Escherichia coli O157 Infection and Hemolytic Uremic Syndrome (HUS), 2011
During 2011, 146 culture-confirmed cases of Escherichia coli O157 infection (2.8 per 100,000 population) were reported. The number of reported cases is similar to the median number of cases reported annually from 1997 to 2010 (median, 151 cases; range, 110 to 219). During 2011, 68 (47%) cases occurred in the metropolitan area. One hundred nineteen (82%) cases occurred during May through October. The median age of the cases was 19 years (range, 1 to 90 years). Twenty-one percent of the cases were 4 years of age or younger. Sixty (41%) cases were hospitalized; the median duration of hospitalization was 4 days (range, 1 to 61 days). One case died.
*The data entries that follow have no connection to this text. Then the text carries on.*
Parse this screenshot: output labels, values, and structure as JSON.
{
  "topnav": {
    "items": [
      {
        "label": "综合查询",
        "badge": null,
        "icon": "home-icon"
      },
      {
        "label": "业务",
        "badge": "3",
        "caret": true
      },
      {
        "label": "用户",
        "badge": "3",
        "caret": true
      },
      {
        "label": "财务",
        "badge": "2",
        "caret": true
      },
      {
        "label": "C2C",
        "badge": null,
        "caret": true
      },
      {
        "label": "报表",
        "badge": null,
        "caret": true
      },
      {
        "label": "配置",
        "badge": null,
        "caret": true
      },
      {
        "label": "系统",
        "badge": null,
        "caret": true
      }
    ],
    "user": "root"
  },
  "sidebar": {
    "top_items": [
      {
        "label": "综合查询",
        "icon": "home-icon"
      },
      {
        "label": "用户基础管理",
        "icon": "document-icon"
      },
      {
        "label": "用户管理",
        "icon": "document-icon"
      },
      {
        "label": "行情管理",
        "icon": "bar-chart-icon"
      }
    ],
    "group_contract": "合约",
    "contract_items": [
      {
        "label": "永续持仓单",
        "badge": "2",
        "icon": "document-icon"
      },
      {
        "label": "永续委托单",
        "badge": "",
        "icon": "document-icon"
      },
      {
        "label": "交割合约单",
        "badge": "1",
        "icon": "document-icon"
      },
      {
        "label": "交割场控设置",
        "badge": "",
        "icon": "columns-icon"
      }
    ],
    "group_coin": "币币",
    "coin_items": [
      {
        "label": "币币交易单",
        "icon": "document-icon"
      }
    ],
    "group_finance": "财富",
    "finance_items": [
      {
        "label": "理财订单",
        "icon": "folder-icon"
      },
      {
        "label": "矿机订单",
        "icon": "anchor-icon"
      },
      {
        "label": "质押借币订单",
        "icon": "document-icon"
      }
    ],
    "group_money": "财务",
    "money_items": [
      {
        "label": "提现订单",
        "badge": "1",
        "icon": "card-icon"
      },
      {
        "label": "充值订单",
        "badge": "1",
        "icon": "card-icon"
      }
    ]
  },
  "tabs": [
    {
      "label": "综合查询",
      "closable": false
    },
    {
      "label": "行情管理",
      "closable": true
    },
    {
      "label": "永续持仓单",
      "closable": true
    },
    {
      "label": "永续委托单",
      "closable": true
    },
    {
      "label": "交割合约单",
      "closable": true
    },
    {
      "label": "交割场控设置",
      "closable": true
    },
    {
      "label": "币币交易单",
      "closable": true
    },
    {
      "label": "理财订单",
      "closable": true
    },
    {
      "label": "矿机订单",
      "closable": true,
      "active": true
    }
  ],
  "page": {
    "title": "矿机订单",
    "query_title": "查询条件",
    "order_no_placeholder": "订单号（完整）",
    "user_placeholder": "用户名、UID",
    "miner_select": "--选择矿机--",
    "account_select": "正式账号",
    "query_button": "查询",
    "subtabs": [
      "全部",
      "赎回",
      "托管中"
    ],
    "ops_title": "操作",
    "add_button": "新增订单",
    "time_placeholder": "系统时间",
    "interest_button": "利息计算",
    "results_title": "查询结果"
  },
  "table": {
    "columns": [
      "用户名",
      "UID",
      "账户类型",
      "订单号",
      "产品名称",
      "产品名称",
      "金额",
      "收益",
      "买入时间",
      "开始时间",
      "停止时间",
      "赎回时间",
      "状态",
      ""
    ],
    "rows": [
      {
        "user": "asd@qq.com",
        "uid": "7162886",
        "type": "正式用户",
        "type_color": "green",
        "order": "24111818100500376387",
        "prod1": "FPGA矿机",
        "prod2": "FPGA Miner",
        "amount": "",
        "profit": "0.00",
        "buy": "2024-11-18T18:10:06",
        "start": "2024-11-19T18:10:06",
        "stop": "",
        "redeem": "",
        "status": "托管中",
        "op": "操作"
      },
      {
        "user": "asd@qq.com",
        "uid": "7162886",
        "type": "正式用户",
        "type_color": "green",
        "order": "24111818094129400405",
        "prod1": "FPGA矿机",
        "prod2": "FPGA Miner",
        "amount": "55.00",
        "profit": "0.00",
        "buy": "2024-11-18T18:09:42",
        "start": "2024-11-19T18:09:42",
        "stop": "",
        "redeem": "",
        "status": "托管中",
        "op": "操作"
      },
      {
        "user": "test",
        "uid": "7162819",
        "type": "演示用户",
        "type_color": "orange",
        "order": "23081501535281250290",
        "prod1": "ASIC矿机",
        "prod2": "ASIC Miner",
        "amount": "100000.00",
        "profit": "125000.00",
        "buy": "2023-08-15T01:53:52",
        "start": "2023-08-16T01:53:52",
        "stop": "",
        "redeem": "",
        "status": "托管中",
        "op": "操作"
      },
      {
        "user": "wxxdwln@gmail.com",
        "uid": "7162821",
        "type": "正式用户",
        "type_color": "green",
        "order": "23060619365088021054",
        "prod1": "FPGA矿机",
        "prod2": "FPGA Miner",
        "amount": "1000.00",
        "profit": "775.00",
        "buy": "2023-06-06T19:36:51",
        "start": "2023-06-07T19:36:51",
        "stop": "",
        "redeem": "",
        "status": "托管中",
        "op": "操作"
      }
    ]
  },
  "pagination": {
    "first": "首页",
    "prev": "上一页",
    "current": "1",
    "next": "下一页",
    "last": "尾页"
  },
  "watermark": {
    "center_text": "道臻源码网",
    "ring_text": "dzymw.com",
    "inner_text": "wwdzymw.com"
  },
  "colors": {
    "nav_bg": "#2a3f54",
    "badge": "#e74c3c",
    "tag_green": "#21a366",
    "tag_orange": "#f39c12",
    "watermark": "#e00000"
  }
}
In addition to the 146 culture-confirmed E. coli O157 cases, 115 cases of Shigatoxin producing E. coli (STEC) infection were identified in 2011. Of those, culture-confirmation was not possible in 13, and therefore it is unknown if those were O157 or another serogroup. Among the remaining 102 cases of STEC other than O157, E. coli O26 accounted for 24 cases, E. coli O111 for 22, and E. coli O103 for 21. These three serogroups represented 66% of all non-O157 STEC.
In 2011, an outbreak caused in party by non-O157 STEC was identified among individuals who visited an apple orchard in October. In total, 14 cases were identified, including 5 laboratoryconfirmed E. coli O111:NM cases and 3 laboratory-confirmed Cryptosporidium parvum cases. Consuming samples of unpasteurized apple cider from a pressing demonstration was associated with illness. E. coli O111:NM was isolated from a calf at the orchard’s petting zoo.
Six E. coli O157:H7 outbreaks were identified during 2011. Four outbreaks involved foodborne transmission (including two outbreaks with cases in multiple states) one involved animal contact, and one involved person-toperson transmission. The six outbreaks resulted in a median of 3 culture-confirmed cases per outbreak (range, 2 to 8 cases).
An outbreak of E. coli O157:H7 infections associated with animal contact at a county fair occurred in August; both cases reported contact with goats. Two culture-confirmed cases with the same PFGE subtype were identified.
In July, 3 cases of E. coli O157:H7 infection were associated with a private event. Fresh fruit was associated with illness. The fruit was prepared in a household in which household members had recently visited a goat farm from which E. coli O157:H7 was isolated.
In July, 3 cases of E. coli O157:H7 infection were associated with person-to- person transmission in a day care. The index case had contact with goats at a farm from which E. coli O157:H7 with the same PFGE subtype was isolated.
During September - October, 4 cases of E. coli O157:H7 infection in Minnesota residents were part of a multi-state outbreak that resulted in 26 cases in 14 states. Pre-packaged romaine lettuce was implicated as the vehicle.
In October, 2 cases of E. coli O157:H7 infection in Minnesota residents were part of a multi-state outbreak that resulted in 58 cases in 9 states. Romaine lettuce was implicated as the vehicle. This investigation resulted in a recall of the implicated product.
Hemolytic Uremic Syndrome (HUS)
In 2011, 12 HUS cases were reported. The number of reported cases represents a 29% decrease from the median number of cases reported annually from 1997 to 2010 (median 17 cases; range, 10 to 25). In 2011, the median age of HUS cases was 4 years (range, 1 to 88 years); 10 of the 12 cases occurred in children. All 12 cases were hospitalized, with a median hospital stay of 14 days (range, 9 to 61 days). There was 1 fatal case. From 1997 through 2011, the overall case fatality rate was 5.3%. All 12 HUS cases reported in 2011 were post-diarrheal. E. coli O157:H7 was cultured from the stool of 9 (75%) cases; the remaining 3 (25%) HUS cases were positive for E. coli O157:H7 by serology. In 2011, there were no outbreak-associated HUS cases.
- For up to date information see:E. coli O157:H7 and HUS
- Full issue>> Annual Summary of Communicable Diseases Reported to the Minnesota Department of Health, 2010